“There’s a clear need to boost economic growth across Europe, but the debate is on how to achieve that without spooking investors.”
Sarkozy, punished for his failure to rein in 10-percent unemployment and for his brash personal style, conceded defeat within 20 minutes of polls closing on Sunday, telling supporters he had wished Hollande good luck in such trying times.
“I bear the full responsibility for this defeat,” Sarkozy said, indicating he would withdraw from frontline politics.
In Greece, mainstream parties were hammered in a parliamentary election that left supporters of an IMF/EU bailout without a majority, raising doubts about Athens’ future in the euro zone.
Hollande’s clear win should give the self-styled “Mr Normal” the momentum to press German Chancellor Angela Merkel to accept a policy shift towards fostering growth in Europe to balance the austerity that has fuelled anger across southern Europe.
Merkel, who had openly favored fellow conservative Sarkozy, telephoned to congratulate Hollande and invited him to Berlin after his inauguration. The vote ended the “Merkozy” duo that led Europe through crisis and ushers in an untested partnership.

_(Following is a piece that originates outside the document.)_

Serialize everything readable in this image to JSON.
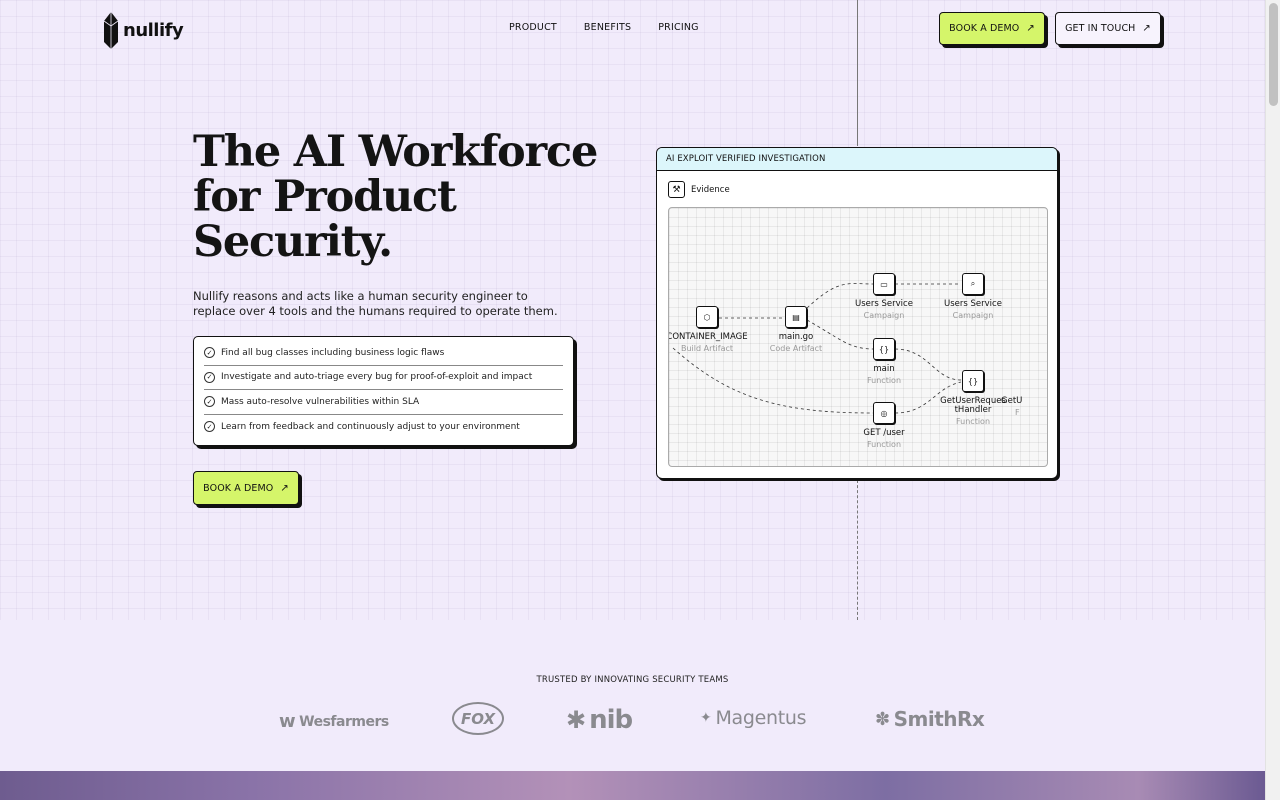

German Foreign Minister Guido Westerwelle said: “We will now work together on a growth pact for Europe, that delivers more growth through more competitiveness.”
Sweden’s centre-right finance minister, Anders Borg, said he was confident Hollande would not bust budgets: “We have got a pragmatic government in France that will uphold a pro-European policy with a stable focus in terms of fiscal policy,” he said.
Opinion polls taken on Sunday showed the left strongly placed to win a majority in parliamentary elections next month, especially since the anti-immigration National Front is set to split the right-wing vote and hurt Sarkozy’s UMP party.
If they win that two-round election on June 10 and 17, the Socialists would hold more levers of power than ever before, with the presidency, both houses of parliament, nearly all regions, and two-thirds of French towns in their hands.
Hollande led the presidential race from start to finish, outlining a comprehensive program in January based on raising taxes, especially on high earners, to finance spending priorities and rein in the public deficit to zero by 2017.
He benefited from public distaste for the incumbent’s abrasive style as well as anger about economic gloom that has swept aside leaders from Dublin to Lisbon.
(Additional reporting by Brian Love, Catherine Bremer, Daniel Flynn, John Irish, Elizabeth Pineau, Sybille de la Hamaide Geert De Clercq, Alexandria Sage and Leigh Thomas; Writing by Daniel Flynn and Catherine Bremer; Editing by Paul Taylor and Alastair Macdonald)